### What needs to be done
Nothing in the data should be left out, so repeat it all exactly.

*** Opening of Records to process ***

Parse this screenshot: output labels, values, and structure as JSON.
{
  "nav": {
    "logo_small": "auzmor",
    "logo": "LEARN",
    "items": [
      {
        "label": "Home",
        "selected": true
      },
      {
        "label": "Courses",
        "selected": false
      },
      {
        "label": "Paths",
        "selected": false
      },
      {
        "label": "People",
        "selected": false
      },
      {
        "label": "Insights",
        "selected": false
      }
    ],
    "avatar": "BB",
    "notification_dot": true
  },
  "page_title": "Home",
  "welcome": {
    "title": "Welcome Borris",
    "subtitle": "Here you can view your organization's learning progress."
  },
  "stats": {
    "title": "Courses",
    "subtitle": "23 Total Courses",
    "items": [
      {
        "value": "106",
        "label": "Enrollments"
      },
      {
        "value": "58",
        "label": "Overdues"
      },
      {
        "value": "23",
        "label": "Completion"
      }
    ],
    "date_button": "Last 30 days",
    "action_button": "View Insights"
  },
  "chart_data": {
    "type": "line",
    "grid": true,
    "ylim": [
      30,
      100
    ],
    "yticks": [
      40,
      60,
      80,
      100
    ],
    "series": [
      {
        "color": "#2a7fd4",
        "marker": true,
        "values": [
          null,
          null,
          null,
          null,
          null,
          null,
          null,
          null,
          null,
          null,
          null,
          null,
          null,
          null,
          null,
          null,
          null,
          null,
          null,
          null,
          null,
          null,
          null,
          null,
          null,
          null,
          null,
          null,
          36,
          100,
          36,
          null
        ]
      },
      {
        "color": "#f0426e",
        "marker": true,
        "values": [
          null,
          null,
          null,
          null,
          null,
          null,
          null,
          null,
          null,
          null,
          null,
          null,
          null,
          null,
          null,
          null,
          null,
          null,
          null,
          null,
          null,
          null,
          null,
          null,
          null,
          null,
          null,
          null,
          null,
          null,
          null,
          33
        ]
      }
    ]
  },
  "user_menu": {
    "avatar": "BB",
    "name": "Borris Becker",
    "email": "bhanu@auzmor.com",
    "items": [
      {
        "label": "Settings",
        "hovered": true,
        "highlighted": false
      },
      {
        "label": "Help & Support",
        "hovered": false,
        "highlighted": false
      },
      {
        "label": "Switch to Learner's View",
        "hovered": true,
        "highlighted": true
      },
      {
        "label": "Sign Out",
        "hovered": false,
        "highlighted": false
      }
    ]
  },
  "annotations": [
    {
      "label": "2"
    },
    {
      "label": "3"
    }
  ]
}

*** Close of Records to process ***

### Problem solution
Parse this screenshot: output labels, values, and structure as JSON.
{
  "nav": {
    "logo_small": "auzmor",
    "logo": "LEARN",
    "items": [
      {
        "label": "Home",
        "selected": true
      },
      {
        "label": "Courses",
        "selected": false
      },
      {
        "label": "Paths",
        "selected": false
      },
      {
        "label": "People",
        "selected": false
      },
      {
        "label": "Insights",
        "selected": false
      }
    ],
    "avatar": "BB",
    "notification_dot": true
  },
  "page_title": "Home",
  "welcome": {
    "title": "Welcome Borris",
    "subtitle": "Here you can view your organization's learning progress."
  },
  "stats": {
    "title": "Courses",
    "subtitle": "23 Total Courses",
    "items": [
      {
        "value": "106",
        "label": "Enrollments"
      },
      {
        "value": "58",
        "label": "Overdues"
      },
      {
        "value": "23",
        "label": "Completion"
      }
    ],
    "date_button": "Last 30 days",
    "action_button": "View Insights"
  },
  "chart_data": {
    "type": "line",
    "grid": true,
    "ylim": [
      30,
      100
    ],
    "yticks": [
      40,
      60,
      80,
      100
    ],
    "series": [
      {
        "color": "#2a7fd4",
        "marker": true,
        "values": [
          null,
          null,
          null,
          null,
          null,
          null,
          null,
          null,
          null,
          null,
          null,
          null,
          null,
          null,
          null,
          null,
          null,
          null,
          null,
          null,
          null,
          null,
          null,
          null,
          null,
          null,
          null,
          null,
          36,
          100,
          36,
          null
        ]
      },
      {
        "color": "#f0426e",
        "marker": true,
        "values": [
          null,
          null,
          null,
          null,
          null,
          null,
          null,
          null,
          null,
          null,
          null,
          null,
          null,
          null,
          null,
          null,
          null,
          null,
          null,
          null,
          null,
          null,
          null,
          null,
          null,
          null,
          null,
          null,
          null,
          null,
          null,
          33
        ]
      }
    ]
  },
  "user_menu": {
    "avatar": "BB",
    "name": "Borris Becker",
    "email": "bhanu@auzmor.com",
    "items": [
      {
        "label": "Settings",
        "hovered": true,
        "highlighted": false
      },
      {
        "label": "Help & Support",
        "hovered": false,
        "highlighted": false
      },
      {
        "label": "Switch to Learner's View",
        "hovered": true,
        "highlighted": true
      },
      {
        "label": "Sign Out",
        "hovered": false,
        "highlighted": false
      }
    ]
  },
  "annotations": [
    {
      "label": "2"
    },
    {
      "label": "3"
    }
  ]
}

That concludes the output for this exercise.